Unspeakably violent -the bad guys get hung from copters and the good guys get sawed alive- the movie’s script, penned by Oliver Stone, is tough talking and replete with the “f” word. You know, the word recently used on the floor of U.S. Senate by our Vice-President in what he characterized as a moment of therapeutic relief.

[John, a tip of the brew to Studio 35, the Drexel Theatres, the Wexner, Dayton’s Neon Theatre, and Yellow Springs Little Art for providing of us with the offbeat therapeutic relief we see often seek.]

But enough of the proud and the profane, it's grading time.



"Hero" earns an "A" for its ACTION and its ART. . .

"Hero” gets a “B” becauseI find live action more aBsorBing than CGI . . .

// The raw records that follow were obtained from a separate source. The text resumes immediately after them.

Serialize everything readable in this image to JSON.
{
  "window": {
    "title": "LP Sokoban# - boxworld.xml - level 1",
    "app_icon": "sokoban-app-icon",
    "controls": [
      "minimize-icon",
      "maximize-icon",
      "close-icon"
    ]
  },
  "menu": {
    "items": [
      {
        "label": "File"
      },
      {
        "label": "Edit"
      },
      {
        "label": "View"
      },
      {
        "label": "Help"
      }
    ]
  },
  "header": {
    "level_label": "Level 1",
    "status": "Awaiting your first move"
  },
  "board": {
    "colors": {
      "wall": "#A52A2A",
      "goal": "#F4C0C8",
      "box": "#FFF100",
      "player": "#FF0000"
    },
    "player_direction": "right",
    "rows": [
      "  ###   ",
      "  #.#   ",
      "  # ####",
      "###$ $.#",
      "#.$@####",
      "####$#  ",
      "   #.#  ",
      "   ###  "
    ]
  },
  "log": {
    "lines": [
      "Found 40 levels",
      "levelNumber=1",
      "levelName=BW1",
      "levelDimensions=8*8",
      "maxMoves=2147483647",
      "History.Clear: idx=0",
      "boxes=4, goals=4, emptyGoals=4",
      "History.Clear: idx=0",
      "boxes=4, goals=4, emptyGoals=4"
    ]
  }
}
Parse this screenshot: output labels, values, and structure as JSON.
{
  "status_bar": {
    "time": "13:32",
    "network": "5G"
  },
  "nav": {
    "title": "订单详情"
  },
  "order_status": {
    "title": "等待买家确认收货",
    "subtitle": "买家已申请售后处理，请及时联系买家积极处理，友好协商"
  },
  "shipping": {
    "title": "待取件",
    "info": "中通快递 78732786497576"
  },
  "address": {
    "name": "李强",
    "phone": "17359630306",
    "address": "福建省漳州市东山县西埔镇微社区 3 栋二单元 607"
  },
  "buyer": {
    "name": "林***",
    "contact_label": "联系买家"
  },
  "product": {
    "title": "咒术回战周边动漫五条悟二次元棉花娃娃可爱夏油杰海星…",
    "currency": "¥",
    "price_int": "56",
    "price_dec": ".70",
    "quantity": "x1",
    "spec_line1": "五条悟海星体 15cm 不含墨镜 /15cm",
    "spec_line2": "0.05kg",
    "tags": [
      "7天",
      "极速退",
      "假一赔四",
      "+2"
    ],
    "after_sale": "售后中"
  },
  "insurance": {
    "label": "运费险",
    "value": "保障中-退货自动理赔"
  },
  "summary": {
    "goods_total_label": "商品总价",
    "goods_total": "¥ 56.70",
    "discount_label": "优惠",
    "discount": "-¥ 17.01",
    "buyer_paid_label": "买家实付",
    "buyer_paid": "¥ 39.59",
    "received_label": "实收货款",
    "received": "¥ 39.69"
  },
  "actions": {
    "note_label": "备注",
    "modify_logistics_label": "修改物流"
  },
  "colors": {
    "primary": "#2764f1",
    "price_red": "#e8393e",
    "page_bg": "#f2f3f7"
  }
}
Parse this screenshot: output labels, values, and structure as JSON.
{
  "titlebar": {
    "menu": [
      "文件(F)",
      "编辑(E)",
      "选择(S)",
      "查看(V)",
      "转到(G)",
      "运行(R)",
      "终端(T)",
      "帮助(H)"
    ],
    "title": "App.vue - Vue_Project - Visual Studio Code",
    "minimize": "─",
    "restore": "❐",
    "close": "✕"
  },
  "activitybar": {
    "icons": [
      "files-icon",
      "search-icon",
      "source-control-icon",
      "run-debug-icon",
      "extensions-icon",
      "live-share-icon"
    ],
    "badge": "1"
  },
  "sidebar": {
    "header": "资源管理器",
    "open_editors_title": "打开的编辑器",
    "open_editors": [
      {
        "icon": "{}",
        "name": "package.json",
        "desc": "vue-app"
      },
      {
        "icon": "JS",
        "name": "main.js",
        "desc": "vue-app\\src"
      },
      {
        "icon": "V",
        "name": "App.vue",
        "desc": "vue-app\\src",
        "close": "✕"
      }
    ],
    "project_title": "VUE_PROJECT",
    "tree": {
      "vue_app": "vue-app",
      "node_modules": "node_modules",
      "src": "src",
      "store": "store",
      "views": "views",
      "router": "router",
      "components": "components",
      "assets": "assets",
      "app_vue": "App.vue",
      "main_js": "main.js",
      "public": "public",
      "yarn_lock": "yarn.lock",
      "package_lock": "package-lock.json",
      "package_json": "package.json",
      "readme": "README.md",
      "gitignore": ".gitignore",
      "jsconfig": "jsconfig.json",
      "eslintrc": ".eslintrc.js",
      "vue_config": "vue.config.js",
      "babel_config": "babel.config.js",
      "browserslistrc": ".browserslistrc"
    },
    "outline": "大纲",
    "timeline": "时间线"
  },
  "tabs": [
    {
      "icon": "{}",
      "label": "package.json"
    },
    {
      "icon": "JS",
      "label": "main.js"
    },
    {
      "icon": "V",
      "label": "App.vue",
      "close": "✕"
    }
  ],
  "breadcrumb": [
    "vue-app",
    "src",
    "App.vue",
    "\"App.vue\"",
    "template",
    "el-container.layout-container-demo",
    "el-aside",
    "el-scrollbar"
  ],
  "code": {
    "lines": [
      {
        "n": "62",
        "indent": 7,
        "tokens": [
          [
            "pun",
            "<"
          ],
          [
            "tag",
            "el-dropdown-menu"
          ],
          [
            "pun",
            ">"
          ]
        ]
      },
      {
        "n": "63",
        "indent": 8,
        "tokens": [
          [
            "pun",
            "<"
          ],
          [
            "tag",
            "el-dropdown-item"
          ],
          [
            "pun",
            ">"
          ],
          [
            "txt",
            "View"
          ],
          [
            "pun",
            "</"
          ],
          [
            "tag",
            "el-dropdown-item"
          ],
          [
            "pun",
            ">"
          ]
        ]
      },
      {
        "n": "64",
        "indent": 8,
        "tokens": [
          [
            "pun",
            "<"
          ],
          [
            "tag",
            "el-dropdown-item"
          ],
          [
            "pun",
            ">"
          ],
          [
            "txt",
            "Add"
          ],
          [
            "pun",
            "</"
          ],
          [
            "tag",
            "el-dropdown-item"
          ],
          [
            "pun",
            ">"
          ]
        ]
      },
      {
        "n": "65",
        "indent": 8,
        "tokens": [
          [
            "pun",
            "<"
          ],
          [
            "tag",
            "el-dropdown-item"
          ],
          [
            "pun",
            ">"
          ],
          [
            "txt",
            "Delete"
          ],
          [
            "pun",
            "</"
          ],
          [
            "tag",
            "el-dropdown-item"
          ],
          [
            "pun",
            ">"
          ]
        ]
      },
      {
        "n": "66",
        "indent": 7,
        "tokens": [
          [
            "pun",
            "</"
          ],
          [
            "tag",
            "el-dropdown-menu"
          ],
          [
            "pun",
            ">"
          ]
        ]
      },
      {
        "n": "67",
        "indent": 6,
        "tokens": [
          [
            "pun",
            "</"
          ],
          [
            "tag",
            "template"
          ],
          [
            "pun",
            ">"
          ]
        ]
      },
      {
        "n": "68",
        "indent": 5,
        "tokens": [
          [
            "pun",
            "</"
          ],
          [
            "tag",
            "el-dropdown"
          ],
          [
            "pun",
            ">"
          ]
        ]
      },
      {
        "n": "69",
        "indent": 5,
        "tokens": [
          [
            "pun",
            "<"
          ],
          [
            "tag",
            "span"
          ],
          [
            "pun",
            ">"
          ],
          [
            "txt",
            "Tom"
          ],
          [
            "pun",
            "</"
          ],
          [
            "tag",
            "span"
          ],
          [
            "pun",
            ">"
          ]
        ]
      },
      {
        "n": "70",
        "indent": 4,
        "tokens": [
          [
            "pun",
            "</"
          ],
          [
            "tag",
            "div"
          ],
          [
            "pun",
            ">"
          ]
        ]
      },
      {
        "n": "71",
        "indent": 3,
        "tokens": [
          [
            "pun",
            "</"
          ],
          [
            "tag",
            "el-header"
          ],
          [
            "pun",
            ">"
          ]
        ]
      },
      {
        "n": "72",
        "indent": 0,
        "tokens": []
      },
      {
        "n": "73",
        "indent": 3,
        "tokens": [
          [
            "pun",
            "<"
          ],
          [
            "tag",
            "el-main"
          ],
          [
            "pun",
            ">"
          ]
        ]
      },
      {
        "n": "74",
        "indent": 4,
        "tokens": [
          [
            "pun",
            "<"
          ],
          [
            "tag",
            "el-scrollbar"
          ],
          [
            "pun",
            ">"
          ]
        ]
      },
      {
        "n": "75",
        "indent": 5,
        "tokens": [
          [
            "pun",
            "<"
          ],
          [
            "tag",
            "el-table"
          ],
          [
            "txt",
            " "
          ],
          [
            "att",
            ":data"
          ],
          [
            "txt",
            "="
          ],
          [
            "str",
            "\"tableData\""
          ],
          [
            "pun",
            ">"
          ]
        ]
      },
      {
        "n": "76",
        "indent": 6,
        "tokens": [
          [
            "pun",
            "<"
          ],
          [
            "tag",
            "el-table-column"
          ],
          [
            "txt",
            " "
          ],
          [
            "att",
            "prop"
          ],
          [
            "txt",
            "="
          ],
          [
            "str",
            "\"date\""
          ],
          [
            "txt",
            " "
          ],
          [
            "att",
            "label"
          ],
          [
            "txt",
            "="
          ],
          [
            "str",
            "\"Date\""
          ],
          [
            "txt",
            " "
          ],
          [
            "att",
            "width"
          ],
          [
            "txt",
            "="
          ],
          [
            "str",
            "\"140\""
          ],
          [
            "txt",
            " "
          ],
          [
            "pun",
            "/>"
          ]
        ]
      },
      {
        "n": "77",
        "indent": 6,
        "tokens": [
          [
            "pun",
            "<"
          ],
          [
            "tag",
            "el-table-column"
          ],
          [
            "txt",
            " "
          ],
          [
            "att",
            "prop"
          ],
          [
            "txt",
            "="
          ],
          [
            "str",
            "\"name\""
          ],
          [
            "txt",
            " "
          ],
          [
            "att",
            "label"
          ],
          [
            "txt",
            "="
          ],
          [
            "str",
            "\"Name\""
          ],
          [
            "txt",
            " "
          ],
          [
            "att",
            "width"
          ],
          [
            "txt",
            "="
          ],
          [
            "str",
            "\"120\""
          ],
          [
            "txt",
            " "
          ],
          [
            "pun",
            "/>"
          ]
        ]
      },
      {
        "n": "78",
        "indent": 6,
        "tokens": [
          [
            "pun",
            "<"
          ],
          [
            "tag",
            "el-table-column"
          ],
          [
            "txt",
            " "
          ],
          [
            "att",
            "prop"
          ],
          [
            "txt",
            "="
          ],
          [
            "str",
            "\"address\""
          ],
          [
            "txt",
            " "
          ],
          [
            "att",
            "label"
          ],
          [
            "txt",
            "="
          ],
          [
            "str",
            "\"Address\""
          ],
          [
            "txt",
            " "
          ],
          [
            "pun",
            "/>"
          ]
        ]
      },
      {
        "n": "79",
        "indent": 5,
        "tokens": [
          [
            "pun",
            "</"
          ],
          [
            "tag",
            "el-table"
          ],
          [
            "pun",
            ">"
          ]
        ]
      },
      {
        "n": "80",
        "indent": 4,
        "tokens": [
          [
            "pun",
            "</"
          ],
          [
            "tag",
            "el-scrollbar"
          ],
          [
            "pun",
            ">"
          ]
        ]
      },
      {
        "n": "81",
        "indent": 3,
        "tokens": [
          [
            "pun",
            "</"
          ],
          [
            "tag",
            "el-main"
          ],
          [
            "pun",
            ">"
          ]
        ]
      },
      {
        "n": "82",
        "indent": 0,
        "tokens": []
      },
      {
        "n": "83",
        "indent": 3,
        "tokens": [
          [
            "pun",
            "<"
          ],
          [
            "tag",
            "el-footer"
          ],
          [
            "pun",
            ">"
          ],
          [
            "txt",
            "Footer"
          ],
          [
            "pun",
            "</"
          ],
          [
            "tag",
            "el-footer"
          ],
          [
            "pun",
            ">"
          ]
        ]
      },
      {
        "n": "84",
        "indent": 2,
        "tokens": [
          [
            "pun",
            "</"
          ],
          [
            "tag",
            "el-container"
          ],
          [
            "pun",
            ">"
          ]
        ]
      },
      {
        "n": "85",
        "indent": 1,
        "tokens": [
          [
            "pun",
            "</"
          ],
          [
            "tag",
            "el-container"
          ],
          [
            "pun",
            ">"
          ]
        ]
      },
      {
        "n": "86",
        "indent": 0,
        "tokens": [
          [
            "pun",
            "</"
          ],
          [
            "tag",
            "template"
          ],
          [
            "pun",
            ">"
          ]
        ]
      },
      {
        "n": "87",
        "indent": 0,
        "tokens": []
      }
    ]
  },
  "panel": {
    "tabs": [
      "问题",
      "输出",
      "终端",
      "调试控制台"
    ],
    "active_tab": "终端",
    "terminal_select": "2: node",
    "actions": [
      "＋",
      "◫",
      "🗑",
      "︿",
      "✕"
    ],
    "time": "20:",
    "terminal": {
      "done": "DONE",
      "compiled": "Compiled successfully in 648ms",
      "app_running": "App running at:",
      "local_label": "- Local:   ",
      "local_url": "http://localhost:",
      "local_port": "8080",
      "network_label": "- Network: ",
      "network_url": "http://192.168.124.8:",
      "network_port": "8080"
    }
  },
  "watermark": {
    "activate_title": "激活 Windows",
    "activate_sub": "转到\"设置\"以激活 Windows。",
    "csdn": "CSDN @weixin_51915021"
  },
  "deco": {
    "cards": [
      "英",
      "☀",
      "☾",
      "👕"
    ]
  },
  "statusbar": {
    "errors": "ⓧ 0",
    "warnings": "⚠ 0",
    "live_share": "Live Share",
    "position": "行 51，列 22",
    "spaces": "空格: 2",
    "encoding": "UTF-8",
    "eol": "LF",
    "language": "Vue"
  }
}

"Garden State" is a "B" for having a BIT of BENJAMIN. . .

"Scarface” gets a “B” because Al Pacino gives a bully performance . . .

Clay, I'm going to prove I'm a HERO by driving on The Garden State Parkway. I'm outta here!

I'm outta here.

John, not to worry, in New Jersey a Hero is only a sandwich. I'm outta here too.


OOOOPS. See you at the movies, folks.


The Award Winning "It's Movie Time" with John DeSando and Clay Lowe is produced by Richelle Antczak in conjunction with 90.5 FM, WCBE in Columbus 106.7 FM in Newark, WYSO, etc.


Copyright 2004 by John DeSando & Clay Lowe